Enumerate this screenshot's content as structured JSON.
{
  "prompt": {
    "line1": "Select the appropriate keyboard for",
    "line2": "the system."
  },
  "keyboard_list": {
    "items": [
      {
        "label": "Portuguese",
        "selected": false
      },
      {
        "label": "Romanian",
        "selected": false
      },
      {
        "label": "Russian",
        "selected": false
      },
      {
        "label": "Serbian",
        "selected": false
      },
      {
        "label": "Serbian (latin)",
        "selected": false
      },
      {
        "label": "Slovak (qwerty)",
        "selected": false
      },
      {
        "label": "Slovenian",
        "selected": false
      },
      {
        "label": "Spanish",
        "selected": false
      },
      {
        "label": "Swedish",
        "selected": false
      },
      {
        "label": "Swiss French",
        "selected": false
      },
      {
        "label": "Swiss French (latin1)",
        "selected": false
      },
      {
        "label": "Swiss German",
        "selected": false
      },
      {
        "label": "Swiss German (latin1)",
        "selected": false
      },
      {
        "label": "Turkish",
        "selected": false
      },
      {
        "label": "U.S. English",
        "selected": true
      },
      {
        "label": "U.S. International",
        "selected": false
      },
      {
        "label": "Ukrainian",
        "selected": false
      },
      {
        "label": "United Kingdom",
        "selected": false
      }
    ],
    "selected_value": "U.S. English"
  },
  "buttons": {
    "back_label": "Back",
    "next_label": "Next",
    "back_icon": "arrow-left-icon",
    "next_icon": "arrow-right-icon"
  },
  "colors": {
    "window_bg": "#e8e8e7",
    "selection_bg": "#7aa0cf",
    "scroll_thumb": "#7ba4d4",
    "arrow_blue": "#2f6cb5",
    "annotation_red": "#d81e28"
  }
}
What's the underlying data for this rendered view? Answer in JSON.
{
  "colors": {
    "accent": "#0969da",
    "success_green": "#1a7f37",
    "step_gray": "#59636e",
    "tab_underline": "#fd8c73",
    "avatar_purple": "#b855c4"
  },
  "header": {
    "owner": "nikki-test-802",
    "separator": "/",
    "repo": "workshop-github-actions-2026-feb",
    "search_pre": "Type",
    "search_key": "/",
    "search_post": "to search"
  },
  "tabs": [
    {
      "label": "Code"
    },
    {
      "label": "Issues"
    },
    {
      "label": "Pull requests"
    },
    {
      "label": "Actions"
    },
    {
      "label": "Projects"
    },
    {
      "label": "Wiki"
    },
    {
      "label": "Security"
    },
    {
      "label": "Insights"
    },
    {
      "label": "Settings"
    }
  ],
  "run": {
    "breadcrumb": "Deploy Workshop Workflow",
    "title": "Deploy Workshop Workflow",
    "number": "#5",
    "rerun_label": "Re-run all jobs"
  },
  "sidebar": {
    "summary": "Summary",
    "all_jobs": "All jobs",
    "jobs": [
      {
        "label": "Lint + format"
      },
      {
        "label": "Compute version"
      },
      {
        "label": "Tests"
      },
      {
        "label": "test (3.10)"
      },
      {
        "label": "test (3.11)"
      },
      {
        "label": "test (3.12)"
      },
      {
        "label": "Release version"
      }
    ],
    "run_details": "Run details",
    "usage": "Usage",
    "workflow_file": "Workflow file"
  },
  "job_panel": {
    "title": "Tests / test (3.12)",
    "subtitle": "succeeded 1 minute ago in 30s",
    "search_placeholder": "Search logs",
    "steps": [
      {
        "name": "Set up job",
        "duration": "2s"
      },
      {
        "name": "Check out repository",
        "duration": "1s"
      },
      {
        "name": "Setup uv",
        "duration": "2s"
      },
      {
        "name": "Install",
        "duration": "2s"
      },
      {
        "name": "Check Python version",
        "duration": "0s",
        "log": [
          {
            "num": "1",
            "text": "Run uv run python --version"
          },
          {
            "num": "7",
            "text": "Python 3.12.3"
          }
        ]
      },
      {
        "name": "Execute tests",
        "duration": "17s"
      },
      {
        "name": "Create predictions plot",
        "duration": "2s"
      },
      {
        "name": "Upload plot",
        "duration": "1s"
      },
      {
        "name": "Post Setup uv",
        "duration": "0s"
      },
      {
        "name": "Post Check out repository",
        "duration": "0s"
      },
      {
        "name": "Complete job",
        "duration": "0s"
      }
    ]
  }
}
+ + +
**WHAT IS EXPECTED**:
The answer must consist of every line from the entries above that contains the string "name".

**SOLUTION FOR THIS PROBLEM**:
        "name": "Set up job",
        "name": "Check out repository",
        "name": "Setup uv",
        "name": "Install",
        "name": "Check Python version",
        "name": "Execute tests",
        "name": "Create predictions plot",
        "name": "Upload plot",
        "name": "Post Setup uv",
        "name": "Post Check out repository",
        "name": "Complete job",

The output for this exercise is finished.